> _TASK PROMPT_: Scan the entries for lines with the word "name" and copy those lines.

(App and web page records)
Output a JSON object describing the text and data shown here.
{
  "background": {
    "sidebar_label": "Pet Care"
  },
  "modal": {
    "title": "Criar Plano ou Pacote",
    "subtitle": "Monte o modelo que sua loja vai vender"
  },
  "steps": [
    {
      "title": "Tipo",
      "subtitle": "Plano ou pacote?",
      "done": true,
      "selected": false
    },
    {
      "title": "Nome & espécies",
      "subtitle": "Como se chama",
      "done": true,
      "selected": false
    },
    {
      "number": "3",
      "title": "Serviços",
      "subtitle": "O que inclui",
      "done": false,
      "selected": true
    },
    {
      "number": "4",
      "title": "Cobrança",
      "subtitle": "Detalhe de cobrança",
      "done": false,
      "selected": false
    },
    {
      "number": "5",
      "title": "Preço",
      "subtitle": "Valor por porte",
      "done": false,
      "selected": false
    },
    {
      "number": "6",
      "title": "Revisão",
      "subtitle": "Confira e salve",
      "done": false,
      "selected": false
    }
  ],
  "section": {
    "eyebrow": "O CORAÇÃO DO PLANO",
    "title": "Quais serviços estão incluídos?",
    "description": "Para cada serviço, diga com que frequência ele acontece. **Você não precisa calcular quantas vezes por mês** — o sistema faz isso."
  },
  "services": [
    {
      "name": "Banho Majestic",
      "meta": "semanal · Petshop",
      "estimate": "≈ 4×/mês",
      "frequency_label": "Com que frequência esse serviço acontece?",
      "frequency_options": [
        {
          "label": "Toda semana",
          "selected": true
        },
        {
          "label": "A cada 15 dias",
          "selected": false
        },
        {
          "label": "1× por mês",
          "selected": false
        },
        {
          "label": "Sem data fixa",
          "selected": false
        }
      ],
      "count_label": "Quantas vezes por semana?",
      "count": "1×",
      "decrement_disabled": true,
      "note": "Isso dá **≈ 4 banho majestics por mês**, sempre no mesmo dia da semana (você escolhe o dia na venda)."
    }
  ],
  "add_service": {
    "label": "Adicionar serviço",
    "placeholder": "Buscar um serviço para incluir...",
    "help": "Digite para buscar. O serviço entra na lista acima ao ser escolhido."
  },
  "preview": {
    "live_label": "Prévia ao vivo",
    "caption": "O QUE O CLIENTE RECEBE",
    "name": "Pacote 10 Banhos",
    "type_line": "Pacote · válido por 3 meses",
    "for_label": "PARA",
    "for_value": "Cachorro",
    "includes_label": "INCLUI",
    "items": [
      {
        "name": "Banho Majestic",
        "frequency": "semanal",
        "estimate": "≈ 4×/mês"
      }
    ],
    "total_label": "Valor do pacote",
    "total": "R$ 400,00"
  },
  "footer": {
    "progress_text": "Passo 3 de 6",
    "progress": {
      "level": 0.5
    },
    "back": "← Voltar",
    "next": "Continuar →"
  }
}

> _RESULT OF THE EXERCISE_:
      "name": "Banho Majestic",
    "name": "Pacote 10 Banhos",
        "name": "Banho Majestic",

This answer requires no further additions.